By Thomas Arnett
The success of our schools—and of our education system at large—hinges on teachers. From decades of research we know that teachers influence student outcomes more than anything else a school has to offer. Given the importance of teachers, many of the prominent ideas for improving education focus on increasing teacher impact through better recruitment, preparation, and development or through giving teachers better tools and resources. Yet perhaps one of the best ways to expand teacher impact doesn’t require extensive reform or new technology.
For some time, I’ve wondered if schools might help their teachers accomplish more by allowing them to focus more narrowly on what they do. This idea isn’t new to education. Middle and high school teachers already specialize by subject so they can hone deep expertise in teaching particular content areas. But what if schools took this idea a step further by having teachers specialize not just by subject, but by the roles they fulfill in the classroom?
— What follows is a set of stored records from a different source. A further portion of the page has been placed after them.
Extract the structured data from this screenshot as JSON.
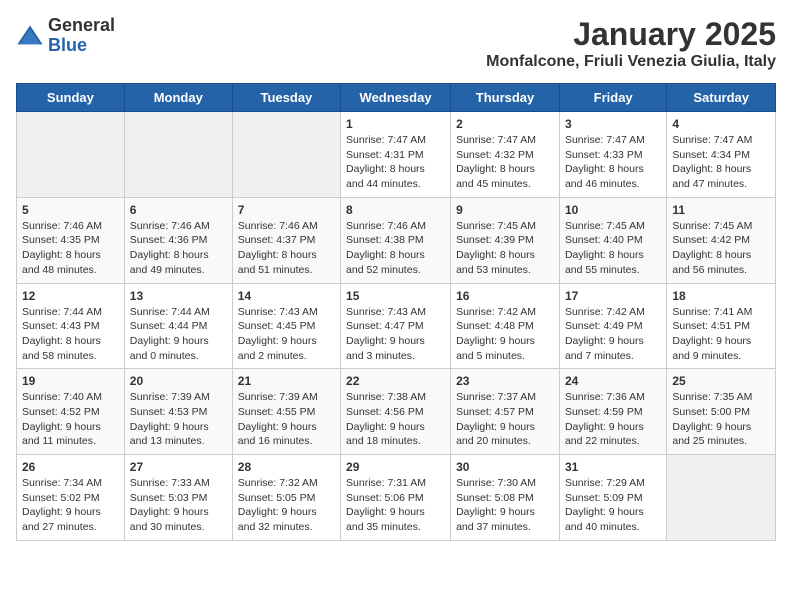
{
  "logo": {
    "general": "General",
    "blue": "Blue"
  },
  "title": "January 2025",
  "subtitle": "Monfalcone, Friuli Venezia Giulia, Italy",
  "days_of_week": [
    "Sunday",
    "Monday",
    "Tuesday",
    "Wednesday",
    "Thursday",
    "Friday",
    "Saturday"
  ],
  "weeks": [
    [
      {
        "day": "",
        "info": ""
      },
      {
        "day": "",
        "info": ""
      },
      {
        "day": "",
        "info": ""
      },
      {
        "day": "1",
        "info": "Sunrise: 7:47 AM\nSunset: 4:31 PM\nDaylight: 8 hours and 44 minutes."
      },
      {
        "day": "2",
        "info": "Sunrise: 7:47 AM\nSunset: 4:32 PM\nDaylight: 8 hours and 45 minutes."
      },
      {
        "day": "3",
        "info": "Sunrise: 7:47 AM\nSunset: 4:33 PM\nDaylight: 8 hours and 46 minutes."
      },
      {
        "day": "4",
        "info": "Sunrise: 7:47 AM\nSunset: 4:34 PM\nDaylight: 8 hours and 47 minutes."
      }
    ],
    [
      {
        "day": "5",
        "info": "Sunrise: 7:46 AM\nSunset: 4:35 PM\nDaylight: 8 hours and 48 minutes."
      },
      {
        "day": "6",
        "info": "Sunrise: 7:46 AM\nSunset: 4:36 PM\nDaylight: 8 hours and 49 minutes."
      },
      {
        "day": "7",
        "info": "Sunrise: 7:46 AM\nSunset: 4:37 PM\nDaylight: 8 hours and 51 minutes."
      },
      {
        "day": "8",
        "info": "Sunrise: 7:46 AM\nSunset: 4:38 PM\nDaylight: 8 hours and 52 minutes."
      },
      {
        "day": "9",
        "info": "Sunrise: 7:45 AM\nSunset: 4:39 PM\nDaylight: 8 hours and 53 minutes."
      },
      {
        "day": "10",
        "info": "Sunrise: 7:45 AM\nSunset: 4:40 PM\nDaylight: 8 hours and 55 minutes."
      },
      {
        "day": "11",
        "info": "Sunrise: 7:45 AM\nSunset: 4:42 PM\nDaylight: 8 hours and 56 minutes."
      }
    ],
    [
      {
        "day": "12",
        "info": "Sunrise: 7:44 AM\nSunset: 4:43 PM\nDaylight: 8 hours and 58 minutes."
      },
      {
        "day": "13",
        "info": "Sunrise: 7:44 AM\nSunset: 4:44 PM\nDaylight: 9 hours and 0 minutes."
      },
      {
        "day": "14",
        "info": "Sunrise: 7:43 AM\nSunset: 4:45 PM\nDaylight: 9 hours and 2 minutes."
      },
      {
        "day": "15",
        "info": "Sunrise: 7:43 AM\nSunset: 4:47 PM\nDaylight: 9 hours and 3 minutes."
      },
      {
        "day": "16",
        "info": "Sunrise: 7:42 AM\nSunset: 4:48 PM\nDaylight: 9 hours and 5 minutes."
      },
      {
        "day": "17",
        "info": "Sunrise: 7:42 AM\nSunset: 4:49 PM\nDaylight: 9 hours and 7 minutes."
      },
      {
        "day": "18",
        "info": "Sunrise: 7:41 AM\nSunset: 4:51 PM\nDaylight: 9 hours and 9 minutes."
      }
    ],
    [
      {
        "day": "19",
        "info": "Sunrise: 7:40 AM\nSunset: 4:52 PM\nDaylight: 9 hours and 11 minutes."
      },
      {
        "day": "20",
        "info": "Sunrise: 7:39 AM\nSunset: 4:53 PM\nDaylight: 9 hours and 13 minutes."
      },
      {
        "day": "21",
        "info": "Sunrise: 7:39 AM\nSunset: 4:55 PM\nDaylight: 9 hours and 16 minutes."
      },
      {
        "day": "22",
        "info": "Sunrise: 7:38 AM\nSunset: 4:56 PM\nDaylight: 9 hours and 18 minutes."
      },
      {
        "day": "23",
        "info": "Sunrise: 7:37 AM\nSunset: 4:57 PM\nDaylight: 9 hours and 20 minutes."
      },
      {
        "day": "24",
        "info": "Sunrise: 7:36 AM\nSunset: 4:59 PM\nDaylight: 9 hours and 22 minutes."
      },
      {
        "day": "25",
        "info": "Sunrise: 7:35 AM\nSunset: 5:00 PM\nDaylight: 9 hours and 25 minutes."
      }
    ],
    [
      {
        "day": "26",
        "info": "Sunrise: 7:34 AM\nSunset: 5:02 PM\nDaylight: 9 hours and 27 minutes."
      },
      {
        "day": "27",
        "info": "Sunrise: 7:33 AM\nSunset: 5:03 PM\nDaylight: 9 hours and 30 minutes."
      },
      {
        "day": "28",
        "info": "Sunrise: 7:32 AM\nSunset: 5:05 PM\nDaylight: 9 hours and 32 minutes."
      },
      {
        "day": "29",
        "info": "Sunrise: 7:31 AM\nSunset: 5:06 PM\nDaylight: 9 hours and 35 minutes."
      },
      {
        "day": "30",
        "info": "Sunrise: 7:30 AM\nSunset: 5:08 PM\nDaylight: 9 hours and 37 minutes."
      },
      {
        "day": "31",
        "info": "Sunrise: 7:29 AM\nSunset: 5:09 PM\nDaylight: 9 hours and 40 minutes."
      },
      {
        "day": "",
        "info": ""
      }
    ]
  ]
}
Teaching is a multifaceted job that might benefit from some streamlining. In addition to being content instructors (often in multiple content areas), we also expect teachers to be curriculum designers, assessment creators, and experts at evaluating student work and analyzing student learning data, not to mention experts in classroom management and culture, coaching students on self-management, providing students with social and emotional support, and being the primary school connection with parents and families.